NASA funding to advance aerospace engineering education and careers
Illinois is one of 52 proposals awarded through NASA’s National Space Grant College and Fellowship Program, aimed at attracting and retaining more students from institutions of higher education in science, technology, engineering, and mathematics programs. The Illinois Space Grant Consortium will receive $700,000 to increase diversity and inclusion in STEM fields.
“This is the first year of our four-year NASA Space Grant Consortium base award,” said Josh Rovey, AE faculty member and director of the ISGC. “It’s a $2.8 million program to provide STEM outreach, education, and engagement to undergraduates, graduate students, K-12 students, and teachers focused on science and technology of NASA mission directorates.”
Additional funding in the amount of $200,000 has been awarded to ISGC as an Artemis Teaching and Resource Availability Award. Its intent is to inspire the next generation – the Artemis Generation. Illinois is one of just six universities receiving Artemis awards that will advance the quality, relevance, and overall reach of opportunities to engage students as NASA takes the first step toward putting the first woman and next man on the Moon by 2024.
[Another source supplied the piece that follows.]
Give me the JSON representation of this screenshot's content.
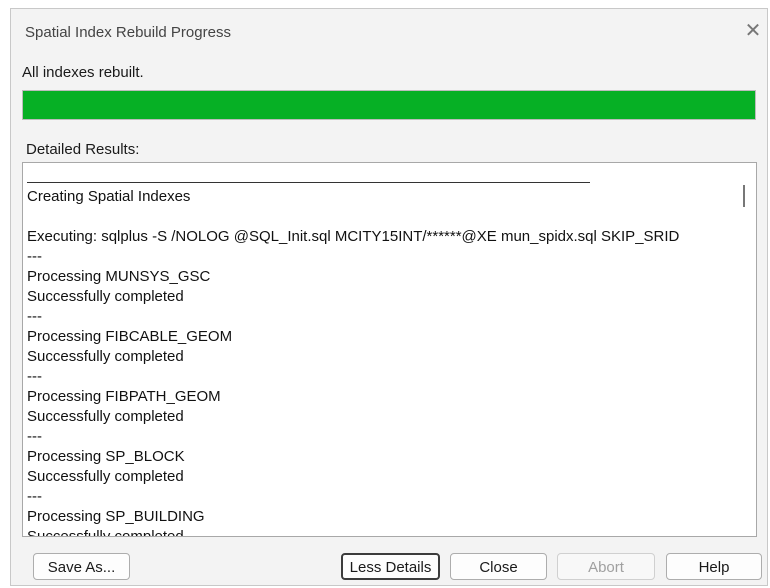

The ISGC will develop learning resources, enabling self-study of topics and technologies directly relevant to Artemis, such as habitats, robotics precursor missions, and exploration spacecraft. The end product will be a free online course, develop of which is being led by John Shelton. Shelton is an assistant professor of mechanical engineering at ISGC affiliate institution Northern Illinois University in DeKalb.Also included is a broad partnership of contributors spanning the state of Illinois and students from seven additional states will participate in the initial evaluation of the learning resources.
“We’ll draw on experts in the subject matter from all over the state to create 10- to 20-minute videos that will be a part of the online curriculum,” Shelton said. “The series will guide users to a particular objective.”
Shelton described the course as modules that would each take about an hour to complete. Although the primary audience is undergraduates, the course will be available to anyone, including K-12 students and the general public
“After U of I and NIU students test the online course and suggest changes to improve it, we’ll request feedback from other universities in the consortium that use the modules in their classrooms. Then we’ll seek ways to connect it to current curriculum so instructors and others can incorporate it into the courses they teach.” Shelton said.
The Illinois Space Grant Consortium is part of NASA’s National Space Grant College and Fellowship Program since its inception in 1989. NASA’s Space Grant Consortia operate in all 50 states, the District of Columbia and the Commonwealth of Puerto Rico. In addition, NASA partners with more than 1,000 affiliates, including colleges, universities, industry, museums, science centers, nonprofit organizations, and state and local agencies, to enrich science and engineering education, research, and public outreach efforts for NASA's aeronautics and space projects.